Avian Conservation and Ecology (Dec 2019)

Model transferability and implications for woodland management: a case study of Pinyon Jay nesting habitat

  • Kristine Johnson,
  • Giancarlo Sadoti

Journal volume & issue
Vol. 14, no. 2
p. 17


Read online

Understanding the transferability of ecological models from one area to another is important for the effective conservation of species of management concern, particularly when the ability to sample across multiple areas is limited. Two measures of transferability, area under the receiver operating curve (AUC) and threshold-specific classification accuracy (sensitivity and specificity), are often employed in assessing models of bird occurrence or resource selection.

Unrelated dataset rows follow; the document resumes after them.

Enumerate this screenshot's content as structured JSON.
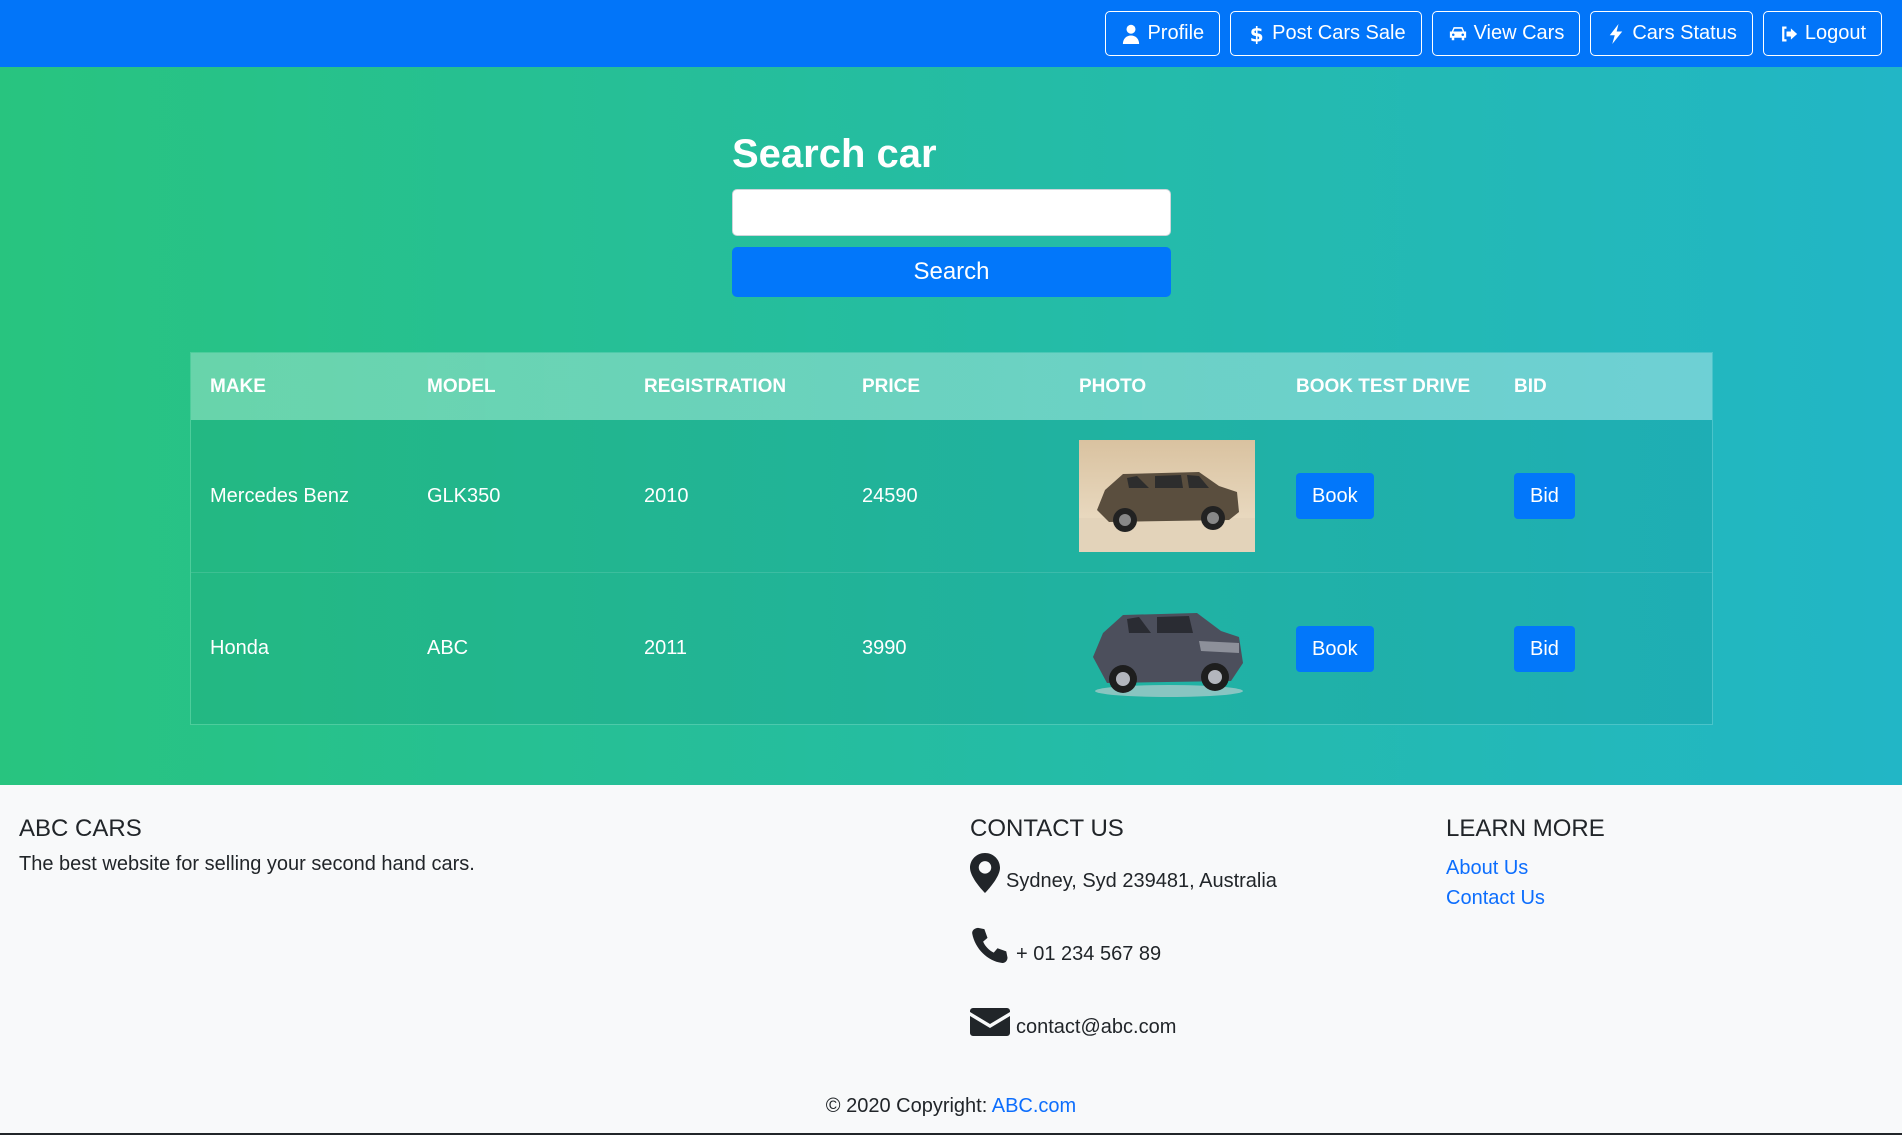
{
  "nav": {
    "items": [
      {
        "label": "Profile",
        "icon": "user-icon"
      },
      {
        "label": "Post Cars Sale",
        "icon": "dollar-icon"
      },
      {
        "label": "View Cars",
        "icon": "car-icon"
      },
      {
        "label": "Cars Status",
        "icon": "bolt-icon"
      },
      {
        "label": "Logout",
        "icon": "logout-icon"
      }
    ]
  },
  "search": {
    "title": "Search car",
    "input_value": "",
    "placeholder": "",
    "button_label": "Search"
  },
  "table": {
    "headers": [
      "MAKE",
      "MODEL",
      "REGISTRATION",
      "PRICE",
      "PHOTO",
      "BOOK TEST DRIVE",
      "BID"
    ],
    "rows": [
      {
        "make": "Mercedes Benz",
        "model": "GLK350",
        "registration": "2010",
        "price": "24590",
        "photo": "suv-brown-photo",
        "book_label": "Book",
        "bid_label": "Bid"
      },
      {
        "make": "Honda",
        "model": "ABC",
        "registration": "2011",
        "price": "3990",
        "photo": "suv-grey-photo",
        "book_label": "Book",
        "bid_label": "Bid"
      }
    ]
  },
  "footer": {
    "brand_heading": "ABC CARS",
    "brand_text": "The best website for selling your second hand cars.",
    "contact_heading": "CONTACT US",
    "address": "Sydney, Syd 239481, Australia",
    "phone": "+ 01 234 567 89",
    "email": "contact@abc.com",
    "learn_heading": "LEARN MORE",
    "links": [
      "About Us",
      "Contact Us"
    ],
    "copyright_prefix": "© 2020 Copyright:",
    "copyright_link": "ABC.com"
  },
  "colors": {
    "navbar": "#0275f9",
    "button": "#0277fa",
    "gradient_start": "#28c47f",
    "gradient_end": "#22b6c6",
    "link": "#0d6efd"
  }
}
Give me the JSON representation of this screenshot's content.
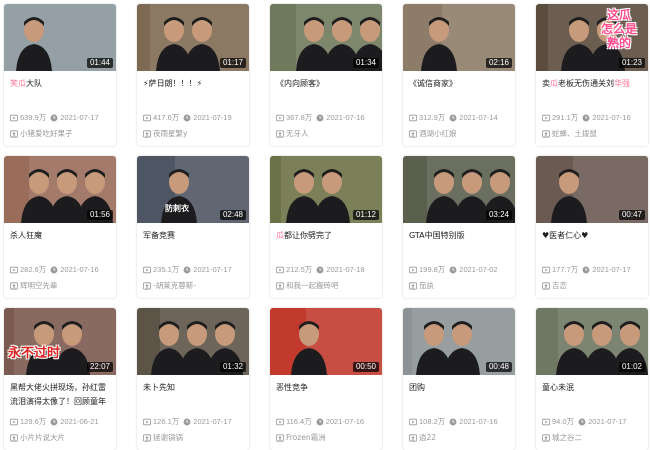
{
  "videos": [
    {
      "title_parts": [
        {
          "text": "笑瓜",
          "hl": true
        },
        {
          "text": "大队",
          "hl": false
        }
      ],
      "duration": "01:44",
      "views": "639.9万",
      "date": "2021-07-17",
      "uploader": "小猪爱吃好果子",
      "thumb_color": "#8a969c"
    },
    {
      "title_parts": [
        {
          "text": "⚡萨日朗！！！⚡",
          "hl": false
        }
      ],
      "duration": "01:17",
      "views": "417.6万",
      "date": "2021-07-19",
      "uploader": "夜雨星繁y",
      "thumb_color": "#7e6a52"
    },
    {
      "title_parts": [
        {
          "text": "《内向顾客》",
          "hl": false
        }
      ],
      "duration": "01:34",
      "views": "367.8万",
      "date": "2021-07-16",
      "uploader": "无牙人",
      "thumb_color": "#6f7a5c"
    },
    {
      "title_parts": [
        {
          "text": "《诚信商家》",
          "hl": false
        }
      ],
      "duration": "02:16",
      "views": "312.9万",
      "date": "2021-07-14",
      "uploader": "酒湖小红娘",
      "thumb_color": "#8d7d68"
    },
    {
      "title_parts": [
        {
          "text": "卖",
          "hl": false
        },
        {
          "text": "瓜",
          "hl": true
        },
        {
          "text": "老板无伤通关刘",
          "hl": false
        },
        {
          "text": "华强",
          "hl": true
        }
      ],
      "duration": "01:23",
      "views": "291.1万",
      "date": "2021-07-16",
      "uploader": "蛇蜂、土拨鼠",
      "thumb_color": "#5b4c3e",
      "overlay": "这瓜\n怎么是\n熟的"
    },
    {
      "title_parts": [
        {
          "text": "杀人狂魔",
          "hl": false
        }
      ],
      "duration": "01:56",
      "views": "282.6万",
      "date": "2021-07-16",
      "uploader": "辉明空先辈",
      "thumb_color": "#9a6d5a"
    },
    {
      "title_parts": [
        {
          "text": "军备竞赛",
          "hl": false
        }
      ],
      "duration": "02:48",
      "views": "235.1万",
      "date": "2021-07-17",
      "uploader": "-胡莱克蓉斯-",
      "thumb_color": "#4e5563",
      "overlay2": "防刺衣"
    },
    {
      "title_parts": [
        {
          "text": "瓜",
          "hl": true
        },
        {
          "text": "都让你劈完了",
          "hl": false
        }
      ],
      "duration": "01:12",
      "views": "212.5万",
      "date": "2021-07-18",
      "uploader": "和我一起搬砖吧",
      "thumb_color": "#6c7247"
    },
    {
      "title_parts": [
        {
          "text": "GTA中国特别版",
          "hl": false
        }
      ],
      "duration": "03:24",
      "views": "199.8万",
      "date": "2021-07-02",
      "uploader": "茄訙",
      "thumb_color": "#5a5f4e"
    },
    {
      "title_parts": [
        {
          "text": "♥医者仁心♥",
          "hl": false
        }
      ],
      "duration": "00:47",
      "views": "177.7万",
      "date": "2021-07-17",
      "uploader": "吉恋",
      "thumb_color": "#6a5a52"
    },
    {
      "title_parts": [
        {
          "text": "黑帮大佬火拼现场，孙红雷流泪演得太像了！回顾童年",
          "hl": false
        }
      ],
      "duration": "22:07",
      "views": "129.6万",
      "date": "2021-06-21",
      "uploader": "小片片说大片",
      "thumb_color": "#7b5a50",
      "overlay3": "永不过时"
    },
    {
      "title_parts": [
        {
          "text": "未卜先知",
          "hl": false
        }
      ],
      "duration": "01:32",
      "views": "126.1万",
      "date": "2021-07-17",
      "uploader": "拯谢锅锅",
      "thumb_color": "#5d5448"
    },
    {
      "title_parts": [
        {
          "text": "恶性竞争",
          "hl": false
        }
      ],
      "duration": "00:50",
      "views": "116.4万",
      "date": "2021-07-16",
      "uploader": "Frozen霜洲",
      "thumb_color": "#c23a2e"
    },
    {
      "title_parts": [
        {
          "text": "团购",
          "hl": false
        }
      ],
      "duration": "00:48",
      "views": "108.2万",
      "date": "2021-07-16",
      "uploader": "逍22",
      "thumb_color": "#8c9396"
    },
    {
      "title_parts": [
        {
          "text": "童心未泯",
          "hl": false
        }
      ],
      "duration": "01:02",
      "views": "94.0万",
      "date": "2021-07-17",
      "uploader": "城之谷二",
      "thumb_color": "#6e7863"
    }
  ],
  "colors": {
    "highlight": "#fb7299",
    "meta": "#999999",
    "title": "#212121"
  },
  "icons": {
    "views": "play-count-icon",
    "uploader": "uploader-icon",
    "date": "clock-icon"
  }
}
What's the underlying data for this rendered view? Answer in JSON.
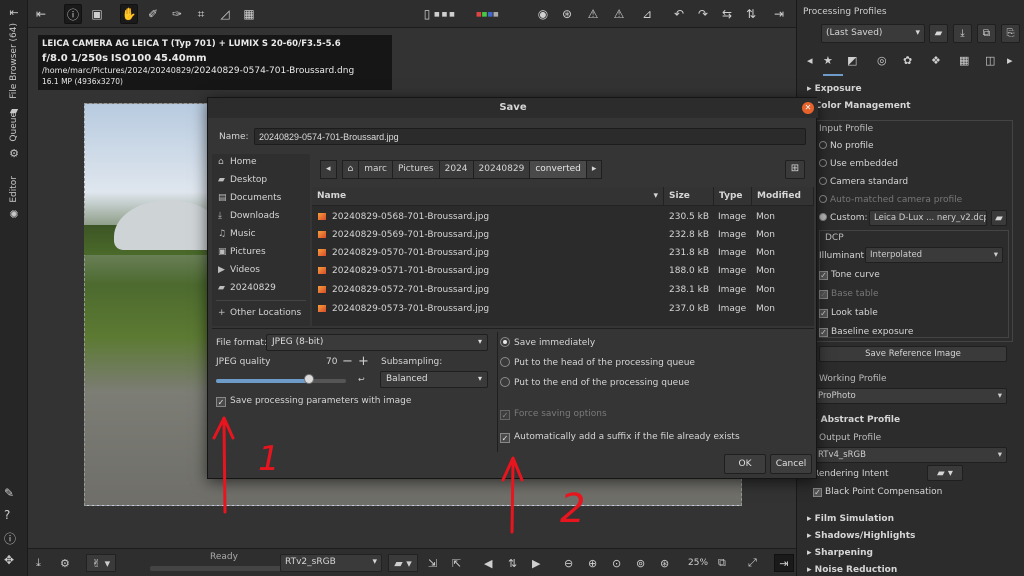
{
  "left_tabs": {
    "file_browser": "File Browser (64)",
    "queue": "Queue",
    "editor": "Editor"
  },
  "photo_info": {
    "camera": "LEICA CAMERA AG LEICA T (Typ 701) + LUMIX S 20-60/F3.5-5.6",
    "aperture": "f/8.0",
    "shutter": "1/250s",
    "iso": "ISO100",
    "focal": "45.40mm",
    "path_dir": "/home/marc/Pictures/2024/20240829/",
    "path_file": "20240829-0574-701-Broussard.dng",
    "resolution": "16.1 MP (4936x3270)"
  },
  "status": {
    "ready": "Ready",
    "profile": "RTv2_sRGB",
    "zoom": "25%"
  },
  "right_panel": {
    "title": "Processing Profiles",
    "profile_select": "(Last Saved)",
    "exposure": "Exposure",
    "color_management": "Color Management",
    "input_profile": "Input Profile",
    "no_profile": "No profile",
    "use_embedded": "Use embedded",
    "camera_standard": "Camera standard",
    "auto_matched": "Auto-matched camera profile",
    "custom_label": "Custom:",
    "custom_value": "Leica D-Lux ... nery_v2.dcp",
    "dcp": "DCP",
    "illuminant_label": "Illuminant:",
    "illuminant_value": "Interpolated",
    "tone_curve": "Tone curve",
    "base_table": "Base table",
    "look_table": "Look table",
    "baseline_exposure": "Baseline exposure",
    "save_reference": "Save Reference Image",
    "working_profile": "Working Profile",
    "working_value": "ProPhoto",
    "abstract_profile": "Abstract Profile",
    "output_profile": "Output Profile",
    "output_value": "RTv4_sRGB",
    "rendering_intent": "Rendering Intent",
    "black_point": "Black Point Compensation",
    "film_simulation": "Film Simulation",
    "shadows_highlights": "Shadows/Highlights",
    "sharpening": "Sharpening",
    "noise_reduction": "Noise Reduction"
  },
  "dialog": {
    "title": "Save",
    "name_label": "Name:",
    "name_value": "20240829-0574-701-Broussard.jpg",
    "places": [
      "Home",
      "Desktop",
      "Documents",
      "Downloads",
      "Music",
      "Pictures",
      "Videos",
      "20240829"
    ],
    "other_locations": "Other Locations",
    "path": [
      "marc",
      "Pictures",
      "2024",
      "20240829",
      "converted"
    ],
    "columns": {
      "name": "Name",
      "size": "Size",
      "type": "Type",
      "modified": "Modified"
    },
    "files": [
      {
        "name": "20240829-0568-701-Broussard.jpg",
        "size": "230.5 kB",
        "type": "Image",
        "modified": "Mon"
      },
      {
        "name": "20240829-0569-701-Broussard.jpg",
        "size": "232.8 kB",
        "type": "Image",
        "modified": "Mon"
      },
      {
        "name": "20240829-0570-701-Broussard.jpg",
        "size": "231.8 kB",
        "type": "Image",
        "modified": "Mon"
      },
      {
        "name": "20240829-0571-701-Broussard.jpg",
        "size": "188.0 kB",
        "type": "Image",
        "modified": "Mon"
      },
      {
        "name": "20240829-0572-701-Broussard.jpg",
        "size": "238.1 kB",
        "type": "Image",
        "modified": "Mon"
      },
      {
        "name": "20240829-0573-701-Broussard.jpg",
        "size": "237.0 kB",
        "type": "Image",
        "modified": "Mon"
      }
    ],
    "file_format_label": "File format:",
    "file_format_value": "JPEG (8-bit)",
    "jpeg_quality_label": "JPEG quality",
    "jpeg_quality_value": "70",
    "subsampling_label": "Subsampling:",
    "subsampling_value": "Balanced",
    "save_params": "Save processing parameters with image",
    "save_immediately": "Save immediately",
    "queue_head": "Put to the head of the processing queue",
    "queue_end": "Put to the end of the processing queue",
    "force_saving": "Force saving options",
    "auto_suffix": "Automatically add a suffix if the file already exists",
    "ok": "OK",
    "cancel": "Cancel"
  },
  "annotations": {
    "label_1": "1",
    "label_2": "2",
    "color": "#e8141e"
  }
}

Although informative, these measures may have limited practical utility in guiding on-the-ground habitat management like forest thinning, which often relies on simple metrics such as tree diameter. We addressed this challenge in studying the occurrence of Pinyon Jay (Gymnorhinus cyanocephalus) nest locations in four piñon-juniper woodland sites in New Mexico, USA. Using generalized linear mixed models, we employed covariates describing woodland structure at several scales to discriminate nest from non-nest plots. We found fair transferability of model predictions between sites via AUC (mean = 0.71), fair threshold-specific specificity (mean = 67%), and poor threshold-specific sensitivity (mean = 42%). Under a hypothetical scenario of forest thinning, we employed a covariate predictive in models of each site, nest (or non-nest plot center) tree root crown diameter (RCD), to assess a management-practical measure of transferability. Using critical RCD values at which 75% of nest trees were retained, we found fair transferability between sites (MEAN = 70%), though we observed retention of nest trees as low as 21%. Average retention increased to 75% (minimum = 60%) when information from multiple sites was combined. This example illustrates that the application of information from one area to the management of another may be effective but may also result in loss of important habitat or other resources. We found that management of Pinyon Jay nesting habitat should proceed on a single-site basis when local nesting information is available. Caution should be exercised when prescribing management in locations where information on nesting is lacking, and information from as many nearby sites as possible should be employed.